look at it. I don't think he had thought it through."

Fox also saw the issue as fundamentally simple. He insisted that
undocumented immigrants were heroes whose self-sacrifice and
hard work in the United States produced cash that sustained
entire communities in Mexico. He waved off the concern that the
White House heard frequently from Republicans who were
agitated at the immigration talks and alarmed at what they called
proposals to reward illegal immigration.

"Let me be clear about this, regularization does not mean
rewarding those who break the law," Fox said in a speech to
Congress during his state visit. "Regularization means that we
will provide them with the legal means that allows them to
continue contributing to this great nation."

"The momentum seemed to have stopped, and the Mexicans
were getting the feeling that the U.S. was having some second
thoughts about reaching an agreement," said Charles Krause, a
former journalist who consulted with Mexico on immigration
strategy.

Krause said Fox's challenge to Bush on the South Lawn was
written into Fox's speech at the last moment, to convey Mexico's
impatience and sense of urgency. "That was very much because
they had the feeling that the U.S. was dragging its feet."
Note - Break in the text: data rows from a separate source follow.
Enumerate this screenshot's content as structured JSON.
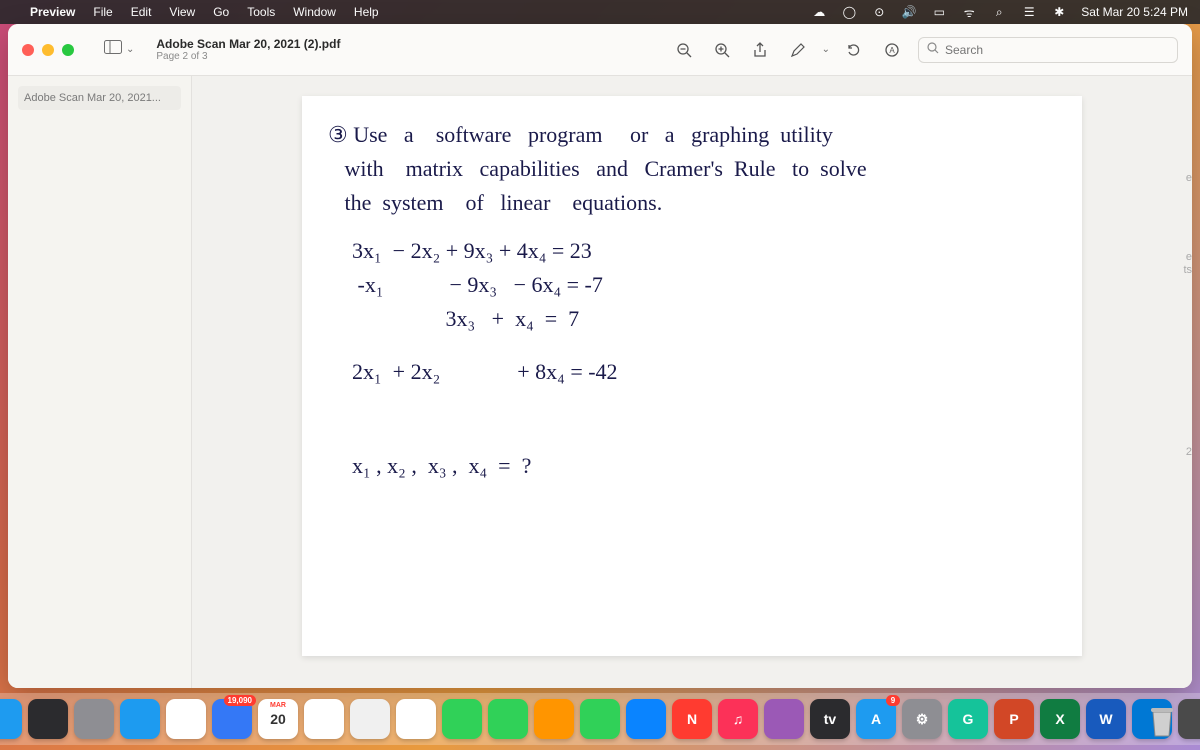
{
  "menubar": {
    "app_name": "Preview",
    "items": [
      "File",
      "Edit",
      "View",
      "Go",
      "Tools",
      "Window",
      "Help"
    ],
    "clock": "Sat Mar 20  5:24 PM"
  },
  "window": {
    "title": "Adobe Scan Mar 20, 2021 (2).pdf",
    "subtitle": "Page 2 of 3",
    "search_placeholder": "Search"
  },
  "sidebar": {
    "items": [
      "Adobe Scan Mar 20, 2021..."
    ]
  },
  "handwriting": {
    "l1": "③ Use   a    software   program     or   a   graphing  utility",
    "l2": "   with    matrix   capabilities   and   Cramer's  Rule   to  solve",
    "l3": "   the  system    of   linear    equations.",
    "l4": "3x₁  − 2x₂ + 9x₃ + 4x₄ = 23",
    "l5": " -x₁            − 9x₃   − 6x₄ = -7",
    "l6": "                 3x₃   +  x₄  =  7",
    "l7": "2x₁  + 2x₂              + 8x₄ = -42",
    "l8": "x₁ , x₂ ,  x₃ ,  x₄  =  ?"
  },
  "edge_hints": {
    "e1": "e",
    "e2": "e",
    "e3": "ts",
    "e4": "2"
  },
  "dock": {
    "items": [
      {
        "name": "finder",
        "color": "#1e9bf0",
        "label": ""
      },
      {
        "name": "siri",
        "color": "#2b2b2e",
        "label": ""
      },
      {
        "name": "launchpad",
        "color": "#8e8e93",
        "label": ""
      },
      {
        "name": "safari",
        "color": "#1d9bf0",
        "label": ""
      },
      {
        "name": "chrome",
        "color": "#ffffff",
        "label": ""
      },
      {
        "name": "mail",
        "color": "#3478f6",
        "label": "",
        "badge": "19,090"
      },
      {
        "name": "calendar",
        "color": "#ffffff",
        "label": "20",
        "badge_top": "MAR"
      },
      {
        "name": "reminders",
        "color": "#ffffff",
        "label": ""
      },
      {
        "name": "freeform",
        "color": "#f0f0f0",
        "label": ""
      },
      {
        "name": "photos",
        "color": "#ffffff",
        "label": ""
      },
      {
        "name": "messages",
        "color": "#30d158",
        "label": ""
      },
      {
        "name": "facetime",
        "color": "#30d158",
        "label": ""
      },
      {
        "name": "pages",
        "color": "#ff9500",
        "label": ""
      },
      {
        "name": "numbers",
        "color": "#30d158",
        "label": ""
      },
      {
        "name": "keynote",
        "color": "#0a84ff",
        "label": ""
      },
      {
        "name": "news",
        "color": "#ff3b30",
        "label": "N"
      },
      {
        "name": "music",
        "color": "#fc3158",
        "label": "♫"
      },
      {
        "name": "podcasts",
        "color": "#9b59b6",
        "label": ""
      },
      {
        "name": "tv",
        "color": "#2b2b2e",
        "label": "tv"
      },
      {
        "name": "appstore",
        "color": "#1e9bf0",
        "label": "A",
        "badge": "9"
      },
      {
        "name": "settings",
        "color": "#8e8e93",
        "label": "⚙"
      },
      {
        "name": "grammarly",
        "color": "#15c39a",
        "label": "G"
      },
      {
        "name": "powerpoint",
        "color": "#d24726",
        "label": "P"
      },
      {
        "name": "excel",
        "color": "#107c41",
        "label": "X"
      },
      {
        "name": "word",
        "color": "#185abd",
        "label": "W"
      },
      {
        "name": "onedrive",
        "color": "#0078d4",
        "label": ""
      },
      {
        "name": "preview",
        "color": "#4a4a4a",
        "label": ""
      }
    ]
  }
}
Then, four days after Fox departed Washington, the terror of
Sept. 11 turned the country upside down. The war on terrorism
and the crusade for tighter borders dominated the political
agenda. Mexican disappointment hardened into desperation.

In the spring, Fox warned in a New York speech that his
country's entire relationship with the United States hinged on
immigration.

Now Bush and Fox had reversed roles. Bush no longer needed
Fox to legitimize his foreign policy credentials.

Fox, meanwhile, was bedeviled by a string of domestic political
frustrations. His critics claimed that though he had been a
marvelous candidate, he was proving to be a poor president.
Critics tormented Fox for cooperating with Bush's border
security initiatives while getting nothing on immigration in
return.

"Before the attacks, Bush had political reasons to work for
immigration reform," said Leiken, noting Bush's courtship of the
Hispanic vote. "Then suddenly he had political reasons not to do
it because it conflicted with his main message, which is that we're
in a homeland security state."

Meanwhile, the Mexican government is hoping for some sign of
movement from the United States at the end of this month, when
Secretary of State Powell is expected to lead a U.S. delegation to
Mexico City for annual talks on a range of issues.

In Washington on Friday, Jeffrey Davidow, former U.S.
Ambassador to Mexico, called Mexico's preoccupation with
immigration "counter productive." He said Mexico was repeating
the mistake long made by the United States when it put
cooperation against drug trafficking at the center of the
relationship.

A spokesman for the Mexican Embassy in Washington
responded that President Fox had good reason to put
immigration at the top of his foreign policy agenda.

"Although migration is not the only important issue in the
bilateral relationship, it is understandable that from the Mexican
perspective, it is a high priority," Miguel Monterrubio said. "The
quality of life and the well-being of millions of Mexicans in the
Untied States are a fundamental concern of the Mexican
government."